Chances are higher than an employee in Indiana has either experienced or witnessed discrimination based on gender, race, age or LGBTQ+ identity in the workplace than not. Even though a 2019 Glassdoor survey found that 75% of people reported a diverse workplace, more than half had also seen or been the victim of discrimination.
Younger people were more likely than those 55 and over to have seen or experienced this type of discrimination. Men were more likely to see LGBTQ+ discrimination and age discrimination. Germany, France and the United Kingdom all ranked ahead of the United States in having less workplace discrimination based on gender, race, age and LGBTQ+ identity.
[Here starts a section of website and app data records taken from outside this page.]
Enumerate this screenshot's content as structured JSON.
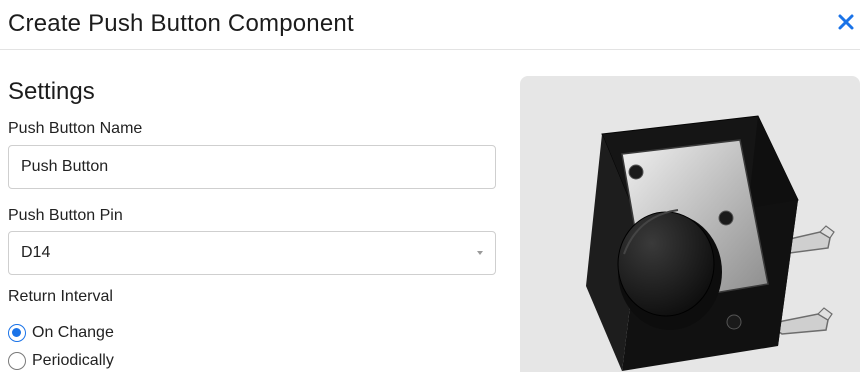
{
  "dialog": {
    "title": "Create Push Button Component",
    "close_icon": "close-icon"
  },
  "settings": {
    "heading": "Settings",
    "name_label": "Push Button Name",
    "name_value": "Push Button",
    "pin_label": "Push Button Pin",
    "pin_selected": "D14",
    "interval_label": "Return Interval",
    "interval_options": [
      {
        "label": "On Change",
        "checked": true
      },
      {
        "label": "Periodically",
        "checked": false
      }
    ]
  },
  "preview": {
    "image": "push-button-component-image"
  },
  "colors": {
    "accent": "#1a73e8",
    "close": "#1a73e8"
  }
}
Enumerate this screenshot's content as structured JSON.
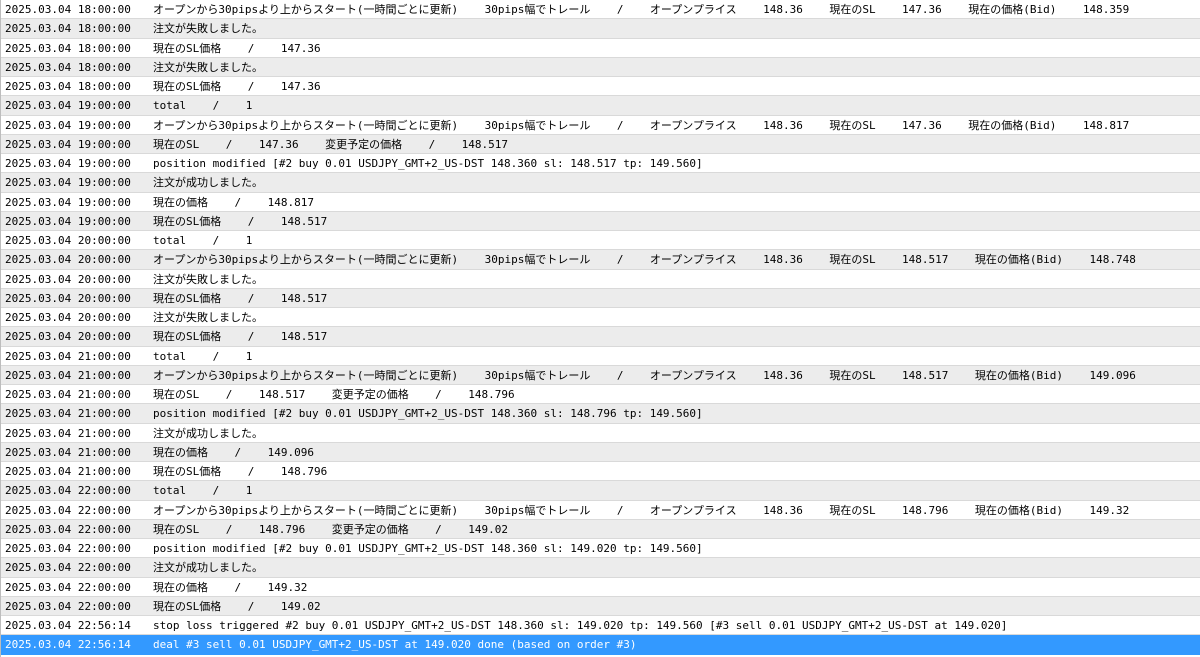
{
  "log": {
    "selected_index": 33,
    "rows": [
      {
        "time": "2025.03.04 18:00:00",
        "message": "オープンから30pipsより上からスタート(一時間ごとに更新)    30pips幅でトレール    /    オープンプライス    148.36    現在のSL    147.36    現在の価格(Bid)    148.359"
      },
      {
        "time": "2025.03.04 18:00:00",
        "message": "注文が失敗しました。"
      },
      {
        "time": "2025.03.04 18:00:00",
        "message": "現在のSL価格    /    147.36"
      },
      {
        "time": "2025.03.04 18:00:00",
        "message": "注文が失敗しました。"
      },
      {
        "time": "2025.03.04 18:00:00",
        "message": "現在のSL価格    /    147.36"
      },
      {
        "time": "2025.03.04 19:00:00",
        "message": "total    /    1"
      },
      {
        "time": "2025.03.04 19:00:00",
        "message": "オープンから30pipsより上からスタート(一時間ごとに更新)    30pips幅でトレール    /    オープンプライス    148.36    現在のSL    147.36    現在の価格(Bid)    148.817"
      },
      {
        "time": "2025.03.04 19:00:00",
        "message": "現在のSL    /    147.36    変更予定の価格    /    148.517"
      },
      {
        "time": "2025.03.04 19:00:00",
        "message": "position modified [#2 buy 0.01 USDJPY_GMT+2_US-DST 148.360 sl: 148.517 tp: 149.560]"
      },
      {
        "time": "2025.03.04 19:00:00",
        "message": "注文が成功しました。"
      },
      {
        "time": "2025.03.04 19:00:00",
        "message": "現在の価格    /    148.817"
      },
      {
        "time": "2025.03.04 19:00:00",
        "message": "現在のSL価格    /    148.517"
      },
      {
        "time": "2025.03.04 20:00:00",
        "message": "total    /    1"
      },
      {
        "time": "2025.03.04 20:00:00",
        "message": "オープンから30pipsより上からスタート(一時間ごとに更新)    30pips幅でトレール    /    オープンプライス    148.36    現在のSL    148.517    現在の価格(Bid)    148.748"
      },
      {
        "time": "2025.03.04 20:00:00",
        "message": "注文が失敗しました。"
      },
      {
        "time": "2025.03.04 20:00:00",
        "message": "現在のSL価格    /    148.517"
      },
      {
        "time": "2025.03.04 20:00:00",
        "message": "注文が失敗しました。"
      },
      {
        "time": "2025.03.04 20:00:00",
        "message": "現在のSL価格    /    148.517"
      },
      {
        "time": "2025.03.04 21:00:00",
        "message": "total    /    1"
      },
      {
        "time": "2025.03.04 21:00:00",
        "message": "オープンから30pipsより上からスタート(一時間ごとに更新)    30pips幅でトレール    /    オープンプライス    148.36    現在のSL    148.517    現在の価格(Bid)    149.096"
      },
      {
        "time": "2025.03.04 21:00:00",
        "message": "現在のSL    /    148.517    変更予定の価格    /    148.796"
      },
      {
        "time": "2025.03.04 21:00:00",
        "message": "position modified [#2 buy 0.01 USDJPY_GMT+2_US-DST 148.360 sl: 148.796 tp: 149.560]"
      },
      {
        "time": "2025.03.04 21:00:00",
        "message": "注文が成功しました。"
      },
      {
        "time": "2025.03.04 21:00:00",
        "message": "現在の価格    /    149.096"
      },
      {
        "time": "2025.03.04 21:00:00",
        "message": "現在のSL価格    /    148.796"
      },
      {
        "time": "2025.03.04 22:00:00",
        "message": "total    /    1"
      },
      {
        "time": "2025.03.04 22:00:00",
        "message": "オープンから30pipsより上からスタート(一時間ごとに更新)    30pips幅でトレール    /    オープンプライス    148.36    現在のSL    148.796    現在の価格(Bid)    149.32"
      },
      {
        "time": "2025.03.04 22:00:00",
        "message": "現在のSL    /    148.796    変更予定の価格    /    149.02"
      },
      {
        "time": "2025.03.04 22:00:00",
        "message": "position modified [#2 buy 0.01 USDJPY_GMT+2_US-DST 148.360 sl: 149.020 tp: 149.560]"
      },
      {
        "time": "2025.03.04 22:00:00",
        "message": "注文が成功しました。"
      },
      {
        "time": "2025.03.04 22:00:00",
        "message": "現在の価格    /    149.32"
      },
      {
        "time": "2025.03.04 22:00:00",
        "message": "現在のSL価格    /    149.02"
      },
      {
        "time": "2025.03.04 22:56:14",
        "message": "stop loss triggered #2 buy 0.01 USDJPY_GMT+2_US-DST 148.360 sl: 149.020 tp: 149.560 [#3 sell 0.01 USDJPY_GMT+2_US-DST at 149.020]"
      },
      {
        "time": "2025.03.04 22:56:14",
        "message": "deal #3 sell 0.01 USDJPY_GMT+2_US-DST at 149.020 done (based on order #3)"
      }
    ]
  }
}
Ageism was the type of discrimination most commonly reported at 45%. It was closely followed by discrimination based on race or age reported by 42%. LGBTQ discrimination was reported by 33%.
The survey also found that for roles related to inclusion and diversity, job openings had gone up 30% since 2018. These included both middle management positions as well as those at the highest levels. A Glassdoor senior economist said they tend to be filled by people from talent recruitment and human resources whose strong feelings about diversity and inclusion have caused them to shift their focus.
People are also protected against workplace discrimination based on a number of other factors, including national origin, disability and pregnancy as well as from retaliation based on reporting any of these issues. Individuals who believe they are facing discrimination at work based on these protected characteristics may want to contact an attorney. While an attorney may advise the client to first pursue the complaint through workplace channels, an attorney can help ensure that employees understand their rights.